Loudon County man arrested on counterfeiting charges
By News Sentinel staff
LENOIR CITY — A Loudon County man faces felony charges of counterfeiting U.S. currency after authorities allege they found fake bills and the tools to make more inside his Greenback residence Tuesday.
Joey Eugene Riden, 44, is charged with three counts of criminal simulation, as well as one count of violation of the state sex offender registry and one count of failure to appear.
The Loudon County Sheriff's Office, along with two U.S. Secret Service agents, executed a search warrant on Riden's Jones Drive residence. Investigators allegedly found several $1, $5, $10 and $20 fakes, as well as copy paper, spray paint and a genuine $20 bill left inside a scanner/printer, according to a media release from Sheriff Tim Guider.
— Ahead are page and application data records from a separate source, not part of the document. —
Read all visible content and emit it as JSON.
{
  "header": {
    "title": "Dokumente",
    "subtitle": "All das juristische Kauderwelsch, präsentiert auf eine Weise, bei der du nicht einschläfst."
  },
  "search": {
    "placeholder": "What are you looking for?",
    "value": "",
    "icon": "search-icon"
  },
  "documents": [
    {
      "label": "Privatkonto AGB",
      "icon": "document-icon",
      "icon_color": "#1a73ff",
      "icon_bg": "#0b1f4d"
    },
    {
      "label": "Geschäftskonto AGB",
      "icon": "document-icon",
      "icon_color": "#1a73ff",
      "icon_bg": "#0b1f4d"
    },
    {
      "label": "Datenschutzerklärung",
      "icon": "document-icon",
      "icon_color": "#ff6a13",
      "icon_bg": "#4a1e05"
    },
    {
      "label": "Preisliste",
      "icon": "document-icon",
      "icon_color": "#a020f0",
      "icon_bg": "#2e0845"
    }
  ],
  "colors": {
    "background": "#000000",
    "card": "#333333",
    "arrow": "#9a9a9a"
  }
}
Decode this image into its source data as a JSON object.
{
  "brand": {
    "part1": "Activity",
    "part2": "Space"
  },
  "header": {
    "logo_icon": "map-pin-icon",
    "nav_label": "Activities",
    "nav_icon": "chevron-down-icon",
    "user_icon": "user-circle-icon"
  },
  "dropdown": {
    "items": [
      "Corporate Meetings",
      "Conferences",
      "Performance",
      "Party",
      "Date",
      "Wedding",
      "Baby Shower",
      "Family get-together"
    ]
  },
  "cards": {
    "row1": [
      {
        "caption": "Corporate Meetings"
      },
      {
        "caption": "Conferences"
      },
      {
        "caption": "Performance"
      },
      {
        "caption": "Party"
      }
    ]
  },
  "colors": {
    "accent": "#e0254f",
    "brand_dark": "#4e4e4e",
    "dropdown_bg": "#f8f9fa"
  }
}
Several misprints also allegedly were found.
Riden allegedly admitted to producing the counterfeits, the release states, although none of the fakes apparently made it into circulation.
He is being held without bond.
Riden was convicted of aggravated rape in 1991, according to the state sex offender registry.
Guider warned that counterfeiting could be on the rise during the upcoming holiday season when long lines at stores make it easier to pass the fake bills.
GREENBACK, Tenn. (WVLT) -- An investigation into the production of counterfeit U.S. currency in Loudon Co. has led to the arrest of Jody Eugene Riden, Sheriff Tim Guider announced on Thursday.
Guider said Riden was found in a home in Greenback along with fake $1, $5, $10, and $20 bills as well as some misprints. None of bills made it into circulation, he added. Investigators also found a printer, copy paper, and spray paint in the home and in the printer was real $20 bill.
Riden was charged with three felony counts of Criminal Simulation, each carrying a $10,000 bond; a lone count of Violation of the Sex Offender Registry, which carries a $5,000 bond; and a single count of Failure to Appear. The case is expected to picked up by the feds for prosecution.
Brittany Bahrenfus handles thousands in cash everyday as a convenience store clerk. "There's been several times where I would get fake 20's or fake 10's," she said.
She's hip to the scheme now. "We mark both the front and back of bills." Using a counterfeit pen on every bill worth more than a buck. "And it will show up as yellow for real bills. It shows up brown or black for fake bills," she said.
Cops say fake money is on the rise in East Tennessee, and as holiday shopping season kicks into high gear investigators expect to see more. Usually it's fives, tens, and twenties.
"Store clerks are real busy and will change that out without even looking at it," said Loudon sheriff's Investigator Jeff Russell.
Counterfeit money not only ends up in the cash register of businesses. It could wind up in your wallet. But there's a simple trick for you to spot a fake.
"The texture of the paper is a big thing. If you feel one that doesn't feel right, reach in the drawer get another bill and feel the difference. You can really tell if there's a lot of difference. Look for your watermarks, your stripes inside the bill. Take time to look for it," Russell said.